Task requirements:
Report back every line in the data that includes the string "tool".

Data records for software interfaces
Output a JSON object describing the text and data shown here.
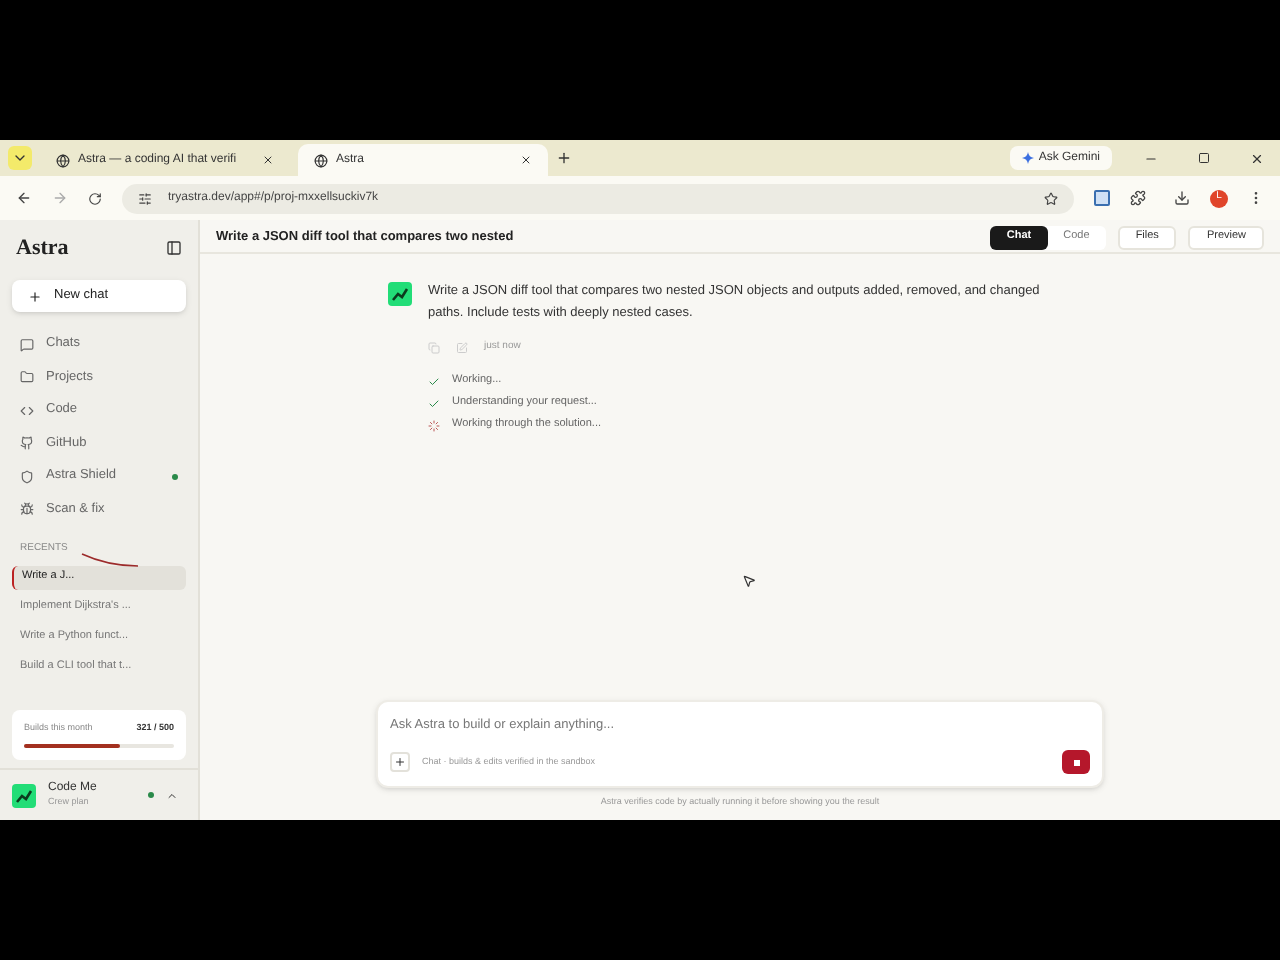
{
  "browser": {
    "tabs": [
      {
        "title": "Astra — a coding AI that verifi",
        "selected": false
      },
      {
        "title": "Astra",
        "selected": true
      }
    ],
    "ask_button": "Ask Gemini",
    "url": "tryastra.dev/app#/p/proj-mxxellsuckiv7k",
    "profile_initial": "L"
  },
  "sidebar": {
    "logo": "Astra",
    "new_chat": "New chat",
    "nav": [
      {
        "label": "Chats",
        "status_dot": false
      },
      {
        "label": "Projects",
        "status_dot": false
      },
      {
        "label": "Code",
        "status_dot": false
      },
      {
        "label": "GitHub",
        "status_dot": false
      },
      {
        "label": "Astra Shield",
        "status_dot": true
      },
      {
        "label": "Scan & fix",
        "status_dot": false
      }
    ],
    "recents_heading": "RECENTS",
    "recents": [
      {
        "label": "Write a J...",
        "selected": true
      },
      {
        "label": "Implement Dijkstra's ...",
        "selected": false
      },
      {
        "label": "Write a Python funct...",
        "selected": false
      },
      {
        "label": "Build a CLI tool that t...",
        "selected": false
      }
    ],
    "usage": {
      "label": "Builds this month",
      "count": "321 / 500",
      "level": 0.642
    },
    "user": {
      "name": "Code Me",
      "plan": "Crew plan",
      "online": true
    }
  },
  "header": {
    "title": "Write a JSON diff tool that compares two nested",
    "view_tabs": [
      {
        "label": "Chat",
        "selected": true
      },
      {
        "label": "Code",
        "selected": false
      }
    ],
    "buttons": [
      "Files",
      "Preview"
    ]
  },
  "message": {
    "text": "Write a JSON diff tool that compares two nested JSON objects and outputs added, removed, and changed paths. Include tests with deeply nested cases.",
    "time": "just now"
  },
  "steps": [
    {
      "label": "Working...",
      "kind": "done"
    },
    {
      "label": "Understanding your request...",
      "kind": "done"
    },
    {
      "label": "Working through the solution...",
      "kind": "running"
    }
  ],
  "composer": {
    "placeholder": "Ask Astra to build or explain anything...",
    "mode": "Chat · builds & edits verified in the sandbox"
  },
  "footer": "Astra verifies code by actually running it before showing you the result"
}
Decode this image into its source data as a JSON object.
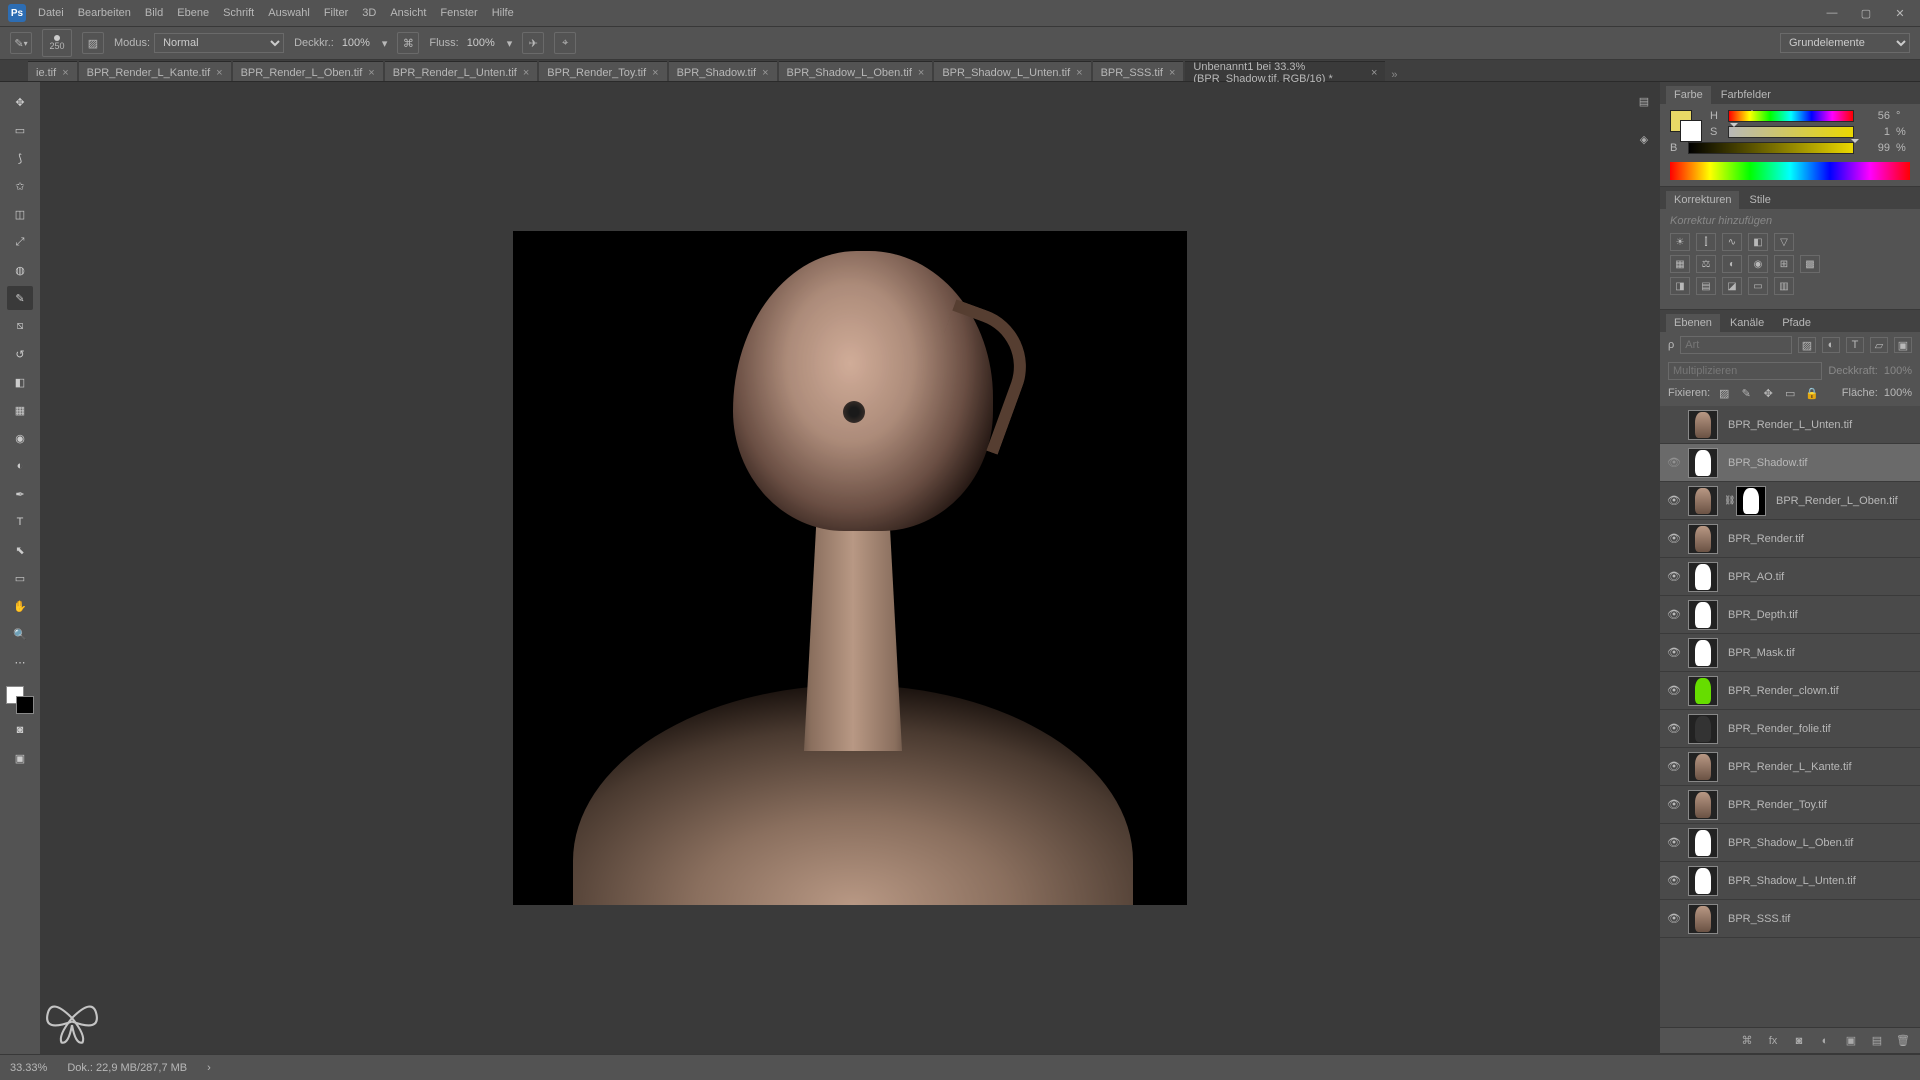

Exercise solution:
        "label": "Build a CLI tool that t...",
    "title": "Write a JSON diff tool that compares two nested",
    "text": "Write a JSON diff tool that compares two nested JSON objects and outputs added, removed, and changed paths. Include tests with deeply nested cases.",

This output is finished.